A few weeks ago, my wife noticed a classified ad in your paper saying she could earn money without having to leave home. Currently, she is staying at home to take care of our 6-month-old daughter. My wife baby-sits for another infant but is getting tired of it, so she responded to the ad.

A few days later, she got a reply. This reply claimed to come from the home mailers division of a firm called L.S. Rogers, and it said there was much money to be made as a home mailer. The firm would provide my wife with everything she needed to get started. All she would have to do was follow some simple instructions for mailing business correspondence. My wife would be paid $1 for each piece of mail she sent off, creating the potential for big paydays. The firm required a one-time materials fee of $24.95. Upon receiving the fee, the reply stated, the firm would “rush” her the materials and instructions.

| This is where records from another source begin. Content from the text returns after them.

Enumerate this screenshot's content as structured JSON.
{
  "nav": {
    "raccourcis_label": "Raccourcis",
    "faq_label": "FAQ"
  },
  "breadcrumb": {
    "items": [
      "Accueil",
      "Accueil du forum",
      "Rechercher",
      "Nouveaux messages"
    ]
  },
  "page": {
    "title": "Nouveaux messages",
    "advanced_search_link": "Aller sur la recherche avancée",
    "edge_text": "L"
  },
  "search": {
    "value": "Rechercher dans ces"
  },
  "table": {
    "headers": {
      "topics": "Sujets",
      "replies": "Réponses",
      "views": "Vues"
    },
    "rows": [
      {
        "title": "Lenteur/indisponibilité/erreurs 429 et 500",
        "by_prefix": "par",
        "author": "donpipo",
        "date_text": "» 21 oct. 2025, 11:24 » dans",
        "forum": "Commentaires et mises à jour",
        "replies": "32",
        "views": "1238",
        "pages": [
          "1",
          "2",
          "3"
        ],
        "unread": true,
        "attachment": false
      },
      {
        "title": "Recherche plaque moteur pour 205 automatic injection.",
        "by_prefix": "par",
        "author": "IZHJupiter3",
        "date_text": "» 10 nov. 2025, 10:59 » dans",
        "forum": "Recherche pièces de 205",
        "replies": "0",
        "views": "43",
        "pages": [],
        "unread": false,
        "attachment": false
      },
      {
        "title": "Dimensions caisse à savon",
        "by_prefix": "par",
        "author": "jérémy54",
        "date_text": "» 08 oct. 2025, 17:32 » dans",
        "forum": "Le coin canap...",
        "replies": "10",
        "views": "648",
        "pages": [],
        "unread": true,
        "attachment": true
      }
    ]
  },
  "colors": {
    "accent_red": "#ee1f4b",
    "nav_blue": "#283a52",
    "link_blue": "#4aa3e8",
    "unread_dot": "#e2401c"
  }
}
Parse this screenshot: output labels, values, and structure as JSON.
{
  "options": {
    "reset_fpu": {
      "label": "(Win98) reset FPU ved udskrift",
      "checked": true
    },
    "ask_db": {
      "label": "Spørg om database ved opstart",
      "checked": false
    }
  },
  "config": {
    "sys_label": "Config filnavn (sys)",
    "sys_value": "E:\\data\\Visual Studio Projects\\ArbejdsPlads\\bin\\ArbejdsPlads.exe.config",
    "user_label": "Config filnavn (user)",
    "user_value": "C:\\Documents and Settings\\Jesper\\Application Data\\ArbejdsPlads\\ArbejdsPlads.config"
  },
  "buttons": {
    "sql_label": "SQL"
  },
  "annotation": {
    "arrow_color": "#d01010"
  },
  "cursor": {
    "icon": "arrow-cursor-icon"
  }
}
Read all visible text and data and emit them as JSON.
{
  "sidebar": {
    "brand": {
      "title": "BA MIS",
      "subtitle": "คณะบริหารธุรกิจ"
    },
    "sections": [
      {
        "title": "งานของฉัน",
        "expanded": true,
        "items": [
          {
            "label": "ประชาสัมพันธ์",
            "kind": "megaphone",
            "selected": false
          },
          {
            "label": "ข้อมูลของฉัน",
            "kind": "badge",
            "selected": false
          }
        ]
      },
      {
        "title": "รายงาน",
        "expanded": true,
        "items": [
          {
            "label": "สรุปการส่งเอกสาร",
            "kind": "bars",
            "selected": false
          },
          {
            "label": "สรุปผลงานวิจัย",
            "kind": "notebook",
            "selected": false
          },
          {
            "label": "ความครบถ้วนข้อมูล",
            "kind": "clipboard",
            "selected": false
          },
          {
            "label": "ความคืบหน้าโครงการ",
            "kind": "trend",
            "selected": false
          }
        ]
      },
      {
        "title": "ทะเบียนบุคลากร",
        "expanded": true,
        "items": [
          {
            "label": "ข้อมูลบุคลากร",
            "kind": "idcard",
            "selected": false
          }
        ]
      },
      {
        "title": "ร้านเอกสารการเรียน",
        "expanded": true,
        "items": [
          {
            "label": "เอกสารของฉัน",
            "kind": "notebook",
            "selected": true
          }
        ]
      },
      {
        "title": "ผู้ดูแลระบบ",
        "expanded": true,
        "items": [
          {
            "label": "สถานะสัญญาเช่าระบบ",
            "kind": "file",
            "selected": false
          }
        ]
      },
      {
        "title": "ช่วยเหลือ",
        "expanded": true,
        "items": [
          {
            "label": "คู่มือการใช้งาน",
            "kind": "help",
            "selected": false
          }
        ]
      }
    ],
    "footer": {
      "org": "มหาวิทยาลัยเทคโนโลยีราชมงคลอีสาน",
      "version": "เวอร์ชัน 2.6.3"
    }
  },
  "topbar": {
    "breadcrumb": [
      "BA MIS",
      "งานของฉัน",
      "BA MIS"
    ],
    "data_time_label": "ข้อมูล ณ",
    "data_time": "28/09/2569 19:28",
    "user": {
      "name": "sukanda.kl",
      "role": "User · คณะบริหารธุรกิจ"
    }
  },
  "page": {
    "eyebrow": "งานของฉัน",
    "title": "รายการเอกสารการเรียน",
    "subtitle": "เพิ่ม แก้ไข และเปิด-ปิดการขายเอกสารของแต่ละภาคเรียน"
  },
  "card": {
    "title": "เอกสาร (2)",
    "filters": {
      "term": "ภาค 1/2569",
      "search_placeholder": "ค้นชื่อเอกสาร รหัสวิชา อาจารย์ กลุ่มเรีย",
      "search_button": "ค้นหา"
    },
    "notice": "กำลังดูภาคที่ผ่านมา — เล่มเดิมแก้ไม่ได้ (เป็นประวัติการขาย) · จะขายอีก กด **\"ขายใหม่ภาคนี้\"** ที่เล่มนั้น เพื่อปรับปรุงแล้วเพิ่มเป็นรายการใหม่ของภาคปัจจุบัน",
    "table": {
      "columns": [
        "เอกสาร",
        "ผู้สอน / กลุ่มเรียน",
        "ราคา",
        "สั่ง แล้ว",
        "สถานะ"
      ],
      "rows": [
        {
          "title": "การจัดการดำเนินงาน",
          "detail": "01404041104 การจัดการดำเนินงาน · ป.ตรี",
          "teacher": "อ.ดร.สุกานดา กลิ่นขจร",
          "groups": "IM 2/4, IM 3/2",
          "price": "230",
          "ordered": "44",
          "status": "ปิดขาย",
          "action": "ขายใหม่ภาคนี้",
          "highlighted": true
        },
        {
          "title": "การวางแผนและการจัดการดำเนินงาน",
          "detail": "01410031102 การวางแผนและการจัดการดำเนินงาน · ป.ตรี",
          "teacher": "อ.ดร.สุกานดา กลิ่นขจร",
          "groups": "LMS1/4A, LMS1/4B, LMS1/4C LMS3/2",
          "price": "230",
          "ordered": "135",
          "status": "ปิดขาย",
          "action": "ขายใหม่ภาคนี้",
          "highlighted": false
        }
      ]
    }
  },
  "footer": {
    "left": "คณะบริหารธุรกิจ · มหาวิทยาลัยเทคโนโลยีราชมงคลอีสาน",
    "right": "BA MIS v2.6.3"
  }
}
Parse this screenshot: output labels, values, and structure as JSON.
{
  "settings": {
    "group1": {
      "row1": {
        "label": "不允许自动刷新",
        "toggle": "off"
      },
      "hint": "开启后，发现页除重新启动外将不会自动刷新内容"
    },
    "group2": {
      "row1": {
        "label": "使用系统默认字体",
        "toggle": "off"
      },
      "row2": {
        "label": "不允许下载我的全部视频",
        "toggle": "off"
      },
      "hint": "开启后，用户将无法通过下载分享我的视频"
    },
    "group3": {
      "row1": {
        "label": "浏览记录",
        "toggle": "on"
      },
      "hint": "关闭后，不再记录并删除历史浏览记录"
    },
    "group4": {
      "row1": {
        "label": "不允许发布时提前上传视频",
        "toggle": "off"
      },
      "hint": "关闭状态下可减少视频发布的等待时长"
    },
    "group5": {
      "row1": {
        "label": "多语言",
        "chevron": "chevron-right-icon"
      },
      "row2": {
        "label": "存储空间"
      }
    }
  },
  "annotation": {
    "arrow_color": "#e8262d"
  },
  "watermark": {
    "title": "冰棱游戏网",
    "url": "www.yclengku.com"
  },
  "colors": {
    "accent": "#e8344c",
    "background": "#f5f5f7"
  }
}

My crap detector was going off big time, and I should’ve heeded it. But against my better judgment, I suggested that my wife should give it a try.

A week passed, and nothing came in the mail. I could feel my temperature rising higher each day. I sent the so-called firm a letter asking for the materials, a refund, or a brief written response explaining the delay. A week passed, and again nothing came.

I could not call the firm, because it had provided no phone number. Also, I could not locate the firm, because it had provided no address, only a P.O. box number. So I did the only thing I could do: I called the post office and told them I’d been on the receiving end of mail fraud. I’ve just gotten the mail fraud packet the post office sent me, and we’ll see what happens with that.

Personally, I don’t care so much about getting reimbursed. The lesson learned was worth at least 25 bucks. However, it’s important to me that the con artist(s) I ran into are exposed. It would’ve been easy for me to just say, “Oh, well. It’s only $25. I’ll just forget about it.” But I can’t. That is why I called the post office, and that is why I’m writing you.

I urge you to stop allowing Oxon Hill’s L.S. Rogers to advertise in your paper. And I urge your readers to be especially careful when responding to any classified ad. It’s up to us to protect ourselves from con artists and to not look the other way when we see them taking advantage of others.